Ghanaian cafe serves food and community

March 31st, 2017  |  Published in Make food great again: Print, Uncategorized


Jollof rice with chicken. Photo: Margie Merritt.

By Margie Merritt

Accra restaurant, a small Ghanaian restaurant in the Bronx, opened ten years ago at this location after a series of other locations in the Bronx failed to work out. Owner Gina Tackie says once she found this place, a block from the 4 train, everything clicked, and the bustling 30-seat restaurant did well enough to enable them to open two other locations in Harlem and the Bronx.  The original space now acts a gathering spot for local West Africans to come and catch up or share announcements.  The front counter of the shop is full of copies of “African Abroad” newspapers and flyers for everything from concerts to upcoming funerals.

All of the employees at Accra are women. Cooks in colored head wraps quickly rush from the kitchen to the buffet line, carrying overflowing pans of Waakey (rice and beans), returning to dice yams and plantains on the front counters and prepare combinations of sauces to go atop the meats. Servers dish up food to patrons who stand in the buffet line and point to what they want; goat, chicken, beef. After they make their selections, the server grabs a fresh ball of steamed fufu, made of mashed cassava and plantains, and they carry their food over to the seating area on a colored plastic tray. Fufu, which is served with almost every dish here, resembles a large ball of dough.  Guests tear off pieces of it and use it to soak up their soup.

During the lunch rush, three servers in brightly-colored shirts rotate between the kitchen and the counter, while one is designated to clear tables. At the entrance men stand around conversing in Twi, a Ghanaian dialect, while waiting to place their order. Many of them sit at tables alone, occasionally yelling over to one another in Twi. Ghanaian music battles with chattering news anchors on Euro News on one of the two flat-screen televisions, and colorful painted murals cover the walls. During the lunch rush men quickly head up the two stairs, set down their heaping plates of rice and beans or steaming bowls of soup to reserve a spot, and then run to the restroom to wash their hands before they eat. They eat rice and beans with a fork, but when it comes to the soup and fufu they dig in with their hands.

According to census data, the Bronx has large Italian, West Indian, and Hispanic populations in the city, but the number of people from Sub-Saharan Africa is growing, including almost 2,000 Ghanaians who have settled in the Bronx over the last five years. When Anthony Adjei first came to America from Ghana three years ago he came right to the Bronx, because his brother knew people who lived in the area.

“I felt like I was back at home hearing them yell Twi on the streets,” recalls Adjei. “I was like, ‘Wait, am I back in Ghana?’” Adjei, 27, came to the United States alone three years ago with intentions to get his bachelor’s and master’s degree in engineering.

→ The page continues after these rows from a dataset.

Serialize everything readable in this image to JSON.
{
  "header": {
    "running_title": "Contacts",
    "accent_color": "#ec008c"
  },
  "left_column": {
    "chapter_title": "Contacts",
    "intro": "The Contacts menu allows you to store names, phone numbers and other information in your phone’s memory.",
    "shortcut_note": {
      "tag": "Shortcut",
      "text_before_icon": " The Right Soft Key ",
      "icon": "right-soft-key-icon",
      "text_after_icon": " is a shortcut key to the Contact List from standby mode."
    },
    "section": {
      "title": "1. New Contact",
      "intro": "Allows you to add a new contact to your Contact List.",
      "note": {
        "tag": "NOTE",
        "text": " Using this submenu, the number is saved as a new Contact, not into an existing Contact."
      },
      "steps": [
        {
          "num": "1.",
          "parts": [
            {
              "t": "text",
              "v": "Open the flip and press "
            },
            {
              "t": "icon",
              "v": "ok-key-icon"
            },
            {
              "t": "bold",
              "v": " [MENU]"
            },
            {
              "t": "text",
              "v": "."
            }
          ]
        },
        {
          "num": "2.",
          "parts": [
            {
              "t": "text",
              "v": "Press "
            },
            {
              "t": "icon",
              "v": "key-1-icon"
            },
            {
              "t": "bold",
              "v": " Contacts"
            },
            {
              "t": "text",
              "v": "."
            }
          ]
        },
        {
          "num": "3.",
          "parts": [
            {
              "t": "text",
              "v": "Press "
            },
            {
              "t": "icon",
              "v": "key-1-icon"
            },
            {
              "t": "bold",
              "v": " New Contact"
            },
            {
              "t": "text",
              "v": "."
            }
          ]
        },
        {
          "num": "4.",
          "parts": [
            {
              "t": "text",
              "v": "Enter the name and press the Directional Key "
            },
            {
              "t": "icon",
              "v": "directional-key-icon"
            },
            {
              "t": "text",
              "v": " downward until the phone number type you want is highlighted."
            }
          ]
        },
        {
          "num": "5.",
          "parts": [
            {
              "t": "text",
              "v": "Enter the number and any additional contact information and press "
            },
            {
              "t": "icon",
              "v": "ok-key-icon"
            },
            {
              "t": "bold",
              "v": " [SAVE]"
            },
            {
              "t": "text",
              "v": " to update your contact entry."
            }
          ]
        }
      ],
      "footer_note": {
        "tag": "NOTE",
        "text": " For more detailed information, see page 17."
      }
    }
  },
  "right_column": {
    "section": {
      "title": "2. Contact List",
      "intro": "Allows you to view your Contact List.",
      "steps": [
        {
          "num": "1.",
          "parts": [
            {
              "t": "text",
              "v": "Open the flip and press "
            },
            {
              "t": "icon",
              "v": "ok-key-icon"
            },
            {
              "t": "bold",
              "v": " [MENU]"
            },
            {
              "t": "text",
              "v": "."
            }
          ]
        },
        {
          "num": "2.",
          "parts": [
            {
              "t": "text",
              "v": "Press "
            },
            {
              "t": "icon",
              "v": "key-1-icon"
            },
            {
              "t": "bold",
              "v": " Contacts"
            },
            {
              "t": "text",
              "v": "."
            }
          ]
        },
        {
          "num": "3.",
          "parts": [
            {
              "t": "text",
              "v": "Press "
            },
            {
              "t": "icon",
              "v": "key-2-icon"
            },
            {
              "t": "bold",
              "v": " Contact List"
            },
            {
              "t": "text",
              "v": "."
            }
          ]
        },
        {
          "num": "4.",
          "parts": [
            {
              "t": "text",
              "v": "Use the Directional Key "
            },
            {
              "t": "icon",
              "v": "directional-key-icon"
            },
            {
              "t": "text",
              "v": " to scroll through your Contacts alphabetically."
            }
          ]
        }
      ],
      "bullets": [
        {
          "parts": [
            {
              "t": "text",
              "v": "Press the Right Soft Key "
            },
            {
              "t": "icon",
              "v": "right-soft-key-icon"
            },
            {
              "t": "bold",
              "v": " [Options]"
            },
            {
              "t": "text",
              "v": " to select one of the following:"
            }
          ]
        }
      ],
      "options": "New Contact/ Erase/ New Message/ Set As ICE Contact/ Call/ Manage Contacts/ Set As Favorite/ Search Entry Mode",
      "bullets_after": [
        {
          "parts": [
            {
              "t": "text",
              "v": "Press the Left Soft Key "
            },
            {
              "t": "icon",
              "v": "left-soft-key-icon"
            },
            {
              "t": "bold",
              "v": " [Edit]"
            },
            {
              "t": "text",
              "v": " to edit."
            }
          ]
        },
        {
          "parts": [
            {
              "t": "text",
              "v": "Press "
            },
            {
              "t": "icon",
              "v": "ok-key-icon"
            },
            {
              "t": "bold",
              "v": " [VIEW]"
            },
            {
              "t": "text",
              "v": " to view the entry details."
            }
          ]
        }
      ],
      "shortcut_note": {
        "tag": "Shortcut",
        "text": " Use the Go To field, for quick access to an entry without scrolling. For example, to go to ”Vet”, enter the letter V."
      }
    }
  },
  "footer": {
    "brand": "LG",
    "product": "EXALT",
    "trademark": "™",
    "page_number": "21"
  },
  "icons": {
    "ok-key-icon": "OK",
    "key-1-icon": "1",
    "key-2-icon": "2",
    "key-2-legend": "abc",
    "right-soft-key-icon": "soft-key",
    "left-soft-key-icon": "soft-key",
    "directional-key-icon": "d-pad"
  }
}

A thin man who seems always to be smiling, he now has his own apartment not to far from Accra. “This was one of the first restaurants I found when I got here,” says Adjei. “It really reminds me of home. I can cook most of these things at home, but it’s something about the spices here.”

Gina Tackie says that Accra was the first Ghanaian restaurant to open in the area, and because of that she felt a great responsibility to make sure everything tasted authentic. “With the help of my husband and my mother-in-law we have really been able to bring the flavors of Ghana here,” she said. Dressed in a colorful garb, Tackie spends her time shuttling between the different locations, to make sure that everything is running smoothly.

“There are lots of African markets around here where we can get everything we need,” says server Maryam Sillah, 32, including most of the staples of Ghanaian cuisine; yams, plantains, okra, goat, and beef. The two most popular dishes are okra soup and rice and beans.  

Tackie gets a few ingredients sent from home. “We are using family recipes, so some spices I can’t get here,” says Tackie. “I have to get them shipped over from Ghana.”

While there are other Ghanaian restaurants in the area, the regulars at Accra say there’s something special about the food. “There are about three other Ghanaian places around here, but this is the only place I feel like is really Ghanaian made,” says Majeed Abdul, who came to the United States eight years ago from Ghana. “It’s the taste. They have the combination of spices,” says Abdul as he grabs another piece of fufu.

It could also be the cooks in the kitchen. The women cooking and working in the kitchen come from many different places in West Africa. They banter back in forth in many different languages, with the occasional “What are you saying? I don’t know that language.”  

Sillah came to the United States six years ago from Gambia and now works  six days a week at Accra. “I get here around 10 in the morning and they’ve already been in the back cooking the food for the day,” she says.  

Tackie and her husband try to help as many people in the community as they can. When new immigrants come to the restaurant she says she tells them “This is the land of opportunity, seek something new so you know why you came here.”

Tags: , , ,

Your Comments